# Task statement
When you write out the material, keep every line exactly as it is.

# Data provided
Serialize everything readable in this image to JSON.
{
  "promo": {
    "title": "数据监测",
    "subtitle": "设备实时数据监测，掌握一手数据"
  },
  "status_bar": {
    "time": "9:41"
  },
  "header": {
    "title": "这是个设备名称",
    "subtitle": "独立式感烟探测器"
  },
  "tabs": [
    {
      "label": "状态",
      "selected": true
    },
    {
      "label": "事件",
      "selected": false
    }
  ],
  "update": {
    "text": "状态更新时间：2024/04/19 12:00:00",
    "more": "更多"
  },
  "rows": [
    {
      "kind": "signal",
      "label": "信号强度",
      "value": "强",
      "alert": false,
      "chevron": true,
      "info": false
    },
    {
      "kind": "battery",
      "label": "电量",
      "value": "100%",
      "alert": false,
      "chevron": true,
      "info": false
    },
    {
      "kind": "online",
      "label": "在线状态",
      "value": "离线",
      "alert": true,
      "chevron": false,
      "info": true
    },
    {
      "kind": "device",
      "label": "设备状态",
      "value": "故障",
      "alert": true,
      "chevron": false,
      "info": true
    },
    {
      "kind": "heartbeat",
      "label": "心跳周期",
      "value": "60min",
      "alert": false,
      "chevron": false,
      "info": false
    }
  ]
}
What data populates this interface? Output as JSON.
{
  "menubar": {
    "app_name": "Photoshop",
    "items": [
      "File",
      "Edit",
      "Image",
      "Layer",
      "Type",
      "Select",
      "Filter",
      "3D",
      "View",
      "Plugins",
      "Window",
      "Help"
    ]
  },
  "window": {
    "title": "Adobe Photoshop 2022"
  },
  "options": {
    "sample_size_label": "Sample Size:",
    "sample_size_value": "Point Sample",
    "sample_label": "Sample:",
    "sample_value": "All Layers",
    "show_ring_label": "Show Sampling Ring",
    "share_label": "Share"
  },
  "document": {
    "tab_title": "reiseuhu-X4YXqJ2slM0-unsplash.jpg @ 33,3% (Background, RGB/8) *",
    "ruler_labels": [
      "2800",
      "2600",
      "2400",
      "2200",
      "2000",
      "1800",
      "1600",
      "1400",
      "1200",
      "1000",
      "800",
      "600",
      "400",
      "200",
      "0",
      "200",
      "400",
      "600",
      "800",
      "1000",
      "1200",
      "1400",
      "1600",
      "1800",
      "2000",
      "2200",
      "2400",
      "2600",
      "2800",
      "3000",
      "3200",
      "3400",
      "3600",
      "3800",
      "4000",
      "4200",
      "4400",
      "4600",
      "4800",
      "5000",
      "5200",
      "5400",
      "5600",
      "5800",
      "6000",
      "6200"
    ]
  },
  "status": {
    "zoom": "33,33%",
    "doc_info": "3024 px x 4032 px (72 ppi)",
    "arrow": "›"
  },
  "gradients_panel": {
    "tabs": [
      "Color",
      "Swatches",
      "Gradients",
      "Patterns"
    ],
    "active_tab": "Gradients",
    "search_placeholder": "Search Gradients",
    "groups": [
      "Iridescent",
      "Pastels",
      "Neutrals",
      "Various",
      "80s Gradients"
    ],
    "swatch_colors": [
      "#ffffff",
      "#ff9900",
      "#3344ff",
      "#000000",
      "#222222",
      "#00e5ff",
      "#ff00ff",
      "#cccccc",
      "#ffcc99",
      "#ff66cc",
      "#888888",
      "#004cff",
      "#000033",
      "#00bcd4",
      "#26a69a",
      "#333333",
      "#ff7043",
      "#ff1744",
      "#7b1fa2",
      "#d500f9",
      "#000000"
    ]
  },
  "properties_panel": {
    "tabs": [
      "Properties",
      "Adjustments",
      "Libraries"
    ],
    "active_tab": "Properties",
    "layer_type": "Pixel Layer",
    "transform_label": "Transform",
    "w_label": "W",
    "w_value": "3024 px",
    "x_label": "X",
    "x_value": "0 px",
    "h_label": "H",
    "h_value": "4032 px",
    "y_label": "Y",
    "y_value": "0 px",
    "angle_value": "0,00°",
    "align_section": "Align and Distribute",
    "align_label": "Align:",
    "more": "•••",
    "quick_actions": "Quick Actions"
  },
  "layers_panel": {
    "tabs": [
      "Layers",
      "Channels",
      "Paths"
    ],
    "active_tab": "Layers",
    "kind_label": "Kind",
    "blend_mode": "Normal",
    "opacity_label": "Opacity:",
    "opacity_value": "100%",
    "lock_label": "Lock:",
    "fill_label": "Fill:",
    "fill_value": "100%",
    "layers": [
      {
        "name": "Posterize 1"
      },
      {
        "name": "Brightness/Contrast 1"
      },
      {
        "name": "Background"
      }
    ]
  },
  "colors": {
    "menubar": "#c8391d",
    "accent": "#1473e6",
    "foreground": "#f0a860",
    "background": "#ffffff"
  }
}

# Solution below
Serialize everything readable in this image to JSON.
{
  "promo": {
    "title": "数据监测",
    "subtitle": "设备实时数据监测，掌握一手数据"
  },
  "status_bar": {
    "time": "9:41"
  },
  "header": {
    "title": "这是个设备名称",
    "subtitle": "独立式感烟探测器"
  },
  "tabs": [
    {
      "label": "状态",
      "selected": true
    },
    {
      "label": "事件",
      "selected": false
    }
  ],
  "update": {
    "text": "状态更新时间：2024/04/19 12:00:00",
    "more": "更多"
  },
  "rows": [
    {
      "kind": "signal",
      "label": "信号强度",
      "value": "强",
      "alert": false,
      "chevron": true,
      "info": false
    },
    {
      "kind": "battery",
      "label": "电量",
      "value": "100%",
      "alert": false,
      "chevron": true,
      "info": false
    },
    {
      "kind": "online",
      "label": "在线状态",
      "value": "离线",
      "alert": true,
      "chevron": false,
      "info": true
    },
    {
      "kind": "device",
      "label": "设备状态",
      "value": "故障",
      "alert": true,
      "chevron": false,
      "info": true
    },
    {
      "kind": "heartbeat",
      "label": "心跳周期",
      "value": "60min",
      "alert": false,
      "chevron": false,
      "info": false
    }
  ]
}
What data populates this interface? Output as JSON.
{
  "menubar": {
    "app_name": "Photoshop",
    "items": [
      "File",
      "Edit",
      "Image",
      "Layer",
      "Type",
      "Select",
      "Filter",
      "3D",
      "View",
      "Plugins",
      "Window",
      "Help"
    ]
  },
  "window": {
    "title": "Adobe Photoshop 2022"
  },
  "options": {
    "sample_size_label": "Sample Size:",
    "sample_size_value": "Point Sample",
    "sample_label": "Sample:",
    "sample_value": "All Layers",
    "show_ring_label": "Show Sampling Ring",
    "share_label": "Share"
  },
  "document": {
    "tab_title": "reiseuhu-X4YXqJ2slM0-unsplash.jpg @ 33,3% (Background, RGB/8) *",
    "ruler_labels": [
      "2800",
      "2600",
      "2400",
      "2200",
      "2000",
      "1800",
      "1600",
      "1400",
      "1200",
      "1000",
      "800",
      "600",
      "400",
      "200",
      "0",
      "200",
      "400",
      "600",
      "800",
      "1000",
      "1200",
      "1400",
      "1600",
      "1800",
      "2000",
      "2200",
      "2400",
      "2600",
      "2800",
      "3000",
      "3200",
      "3400",
      "3600",
      "3800",
      "4000",
      "4200",
      "4400",
      "4600",
      "4800",
      "5000",
      "5200",
      "5400",
      "5600",
      "5800",
      "6000",
      "6200"
    ]
  },
  "status": {
    "zoom": "33,33%",
    "doc_info": "3024 px x 4032 px (72 ppi)",
    "arrow": "›"
  },
  "gradients_panel": {
    "tabs": [
      "Color",
      "Swatches",
      "Gradients",
      "Patterns"
    ],
    "active_tab": "Gradients",
    "search_placeholder": "Search Gradients",
    "groups": [
      "Iridescent",
      "Pastels",
      "Neutrals",
      "Various",
      "80s Gradients"
    ],
    "swatch_colors": [
      "#ffffff",
      "#ff9900",
      "#3344ff",
      "#000000",
      "#222222",
      "#00e5ff",
      "#ff00ff",
      "#cccccc",
      "#ffcc99",
      "#ff66cc",
      "#888888",
      "#004cff",
      "#000033",
      "#00bcd4",
      "#26a69a",
      "#333333",
      "#ff7043",
      "#ff1744",
      "#7b1fa2",
      "#d500f9",
      "#000000"
    ]
  },
  "properties_panel": {
    "tabs": [
      "Properties",
      "Adjustments",
      "Libraries"
    ],
    "active_tab": "Properties",
    "layer_type": "Pixel Layer",
    "transform_label": "Transform",
    "w_label": "W",
    "w_value": "3024 px",
    "x_label": "X",
    "x_value": "0 px",
    "h_label": "H",
    "h_value": "4032 px",
    "y_label": "Y",
    "y_value": "0 px",
    "angle_value": "0,00°",
    "align_section": "Align and Distribute",
    "align_label": "Align:",
    "more": "•••",
    "quick_actions": "Quick Actions"
  },
  "layers_panel": {
    "tabs": [
      "Layers",
      "Channels",
      "Paths"
    ],
    "active_tab": "Layers",
    "kind_label": "Kind",
    "blend_mode": "Normal",
    "opacity_label": "Opacity:",
    "opacity_value": "100%",
    "lock_label": "Lock:",
    "fill_label": "Fill:",
    "fill_value": "100%",
    "layers": [
      {
        "name": "Posterize 1"
      },
      {
        "name": "Brightness/Contrast 1"
      },
      {
        "name": "Background"
      }
    ]
  },
  "colors": {
    "menubar": "#c8391d",
    "accent": "#1473e6",
    "foreground": "#f0a860",
    "background": "#ffffff"
  }
}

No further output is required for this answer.